▸ WHAT THE TASK REQUIRES
Search the records for the string "title". Copy each line where it occurs.

(WORKING DATA Opens)

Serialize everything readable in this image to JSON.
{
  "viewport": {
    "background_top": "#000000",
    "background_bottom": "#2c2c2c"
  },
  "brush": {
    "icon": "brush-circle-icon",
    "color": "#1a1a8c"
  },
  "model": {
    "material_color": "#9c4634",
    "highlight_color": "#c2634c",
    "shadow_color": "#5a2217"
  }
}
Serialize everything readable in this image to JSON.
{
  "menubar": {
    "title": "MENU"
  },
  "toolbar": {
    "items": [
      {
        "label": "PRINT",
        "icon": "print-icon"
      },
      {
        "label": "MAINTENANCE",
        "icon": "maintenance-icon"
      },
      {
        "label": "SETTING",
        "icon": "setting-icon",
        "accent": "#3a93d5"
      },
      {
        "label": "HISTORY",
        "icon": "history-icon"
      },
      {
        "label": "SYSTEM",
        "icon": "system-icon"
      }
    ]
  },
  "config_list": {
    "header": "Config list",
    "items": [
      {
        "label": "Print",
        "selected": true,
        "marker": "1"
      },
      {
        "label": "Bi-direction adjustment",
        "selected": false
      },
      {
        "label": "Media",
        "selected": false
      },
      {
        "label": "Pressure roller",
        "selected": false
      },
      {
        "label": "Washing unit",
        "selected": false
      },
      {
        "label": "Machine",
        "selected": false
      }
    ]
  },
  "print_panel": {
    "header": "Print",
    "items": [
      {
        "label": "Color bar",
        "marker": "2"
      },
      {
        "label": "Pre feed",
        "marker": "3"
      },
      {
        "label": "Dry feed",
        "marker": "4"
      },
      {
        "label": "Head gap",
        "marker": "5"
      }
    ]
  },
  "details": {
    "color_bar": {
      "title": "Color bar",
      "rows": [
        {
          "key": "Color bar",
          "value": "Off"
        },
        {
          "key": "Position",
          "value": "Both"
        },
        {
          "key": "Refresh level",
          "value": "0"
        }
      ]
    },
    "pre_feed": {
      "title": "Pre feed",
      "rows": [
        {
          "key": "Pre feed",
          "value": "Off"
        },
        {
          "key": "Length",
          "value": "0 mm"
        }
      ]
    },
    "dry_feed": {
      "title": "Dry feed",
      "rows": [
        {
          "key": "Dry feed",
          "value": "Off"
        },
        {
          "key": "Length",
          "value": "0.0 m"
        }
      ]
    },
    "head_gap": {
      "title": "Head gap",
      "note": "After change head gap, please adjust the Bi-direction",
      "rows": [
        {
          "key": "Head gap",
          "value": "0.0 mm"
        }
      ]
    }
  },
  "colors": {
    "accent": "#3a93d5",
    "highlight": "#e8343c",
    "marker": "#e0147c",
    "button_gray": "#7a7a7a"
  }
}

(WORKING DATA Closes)

▸ EXPECTED ANSWER
    "title": "MENU"
      "title": "Color bar",
      "title": "Pre feed",
      "title": "Dry feed",
      "title": "Head gap",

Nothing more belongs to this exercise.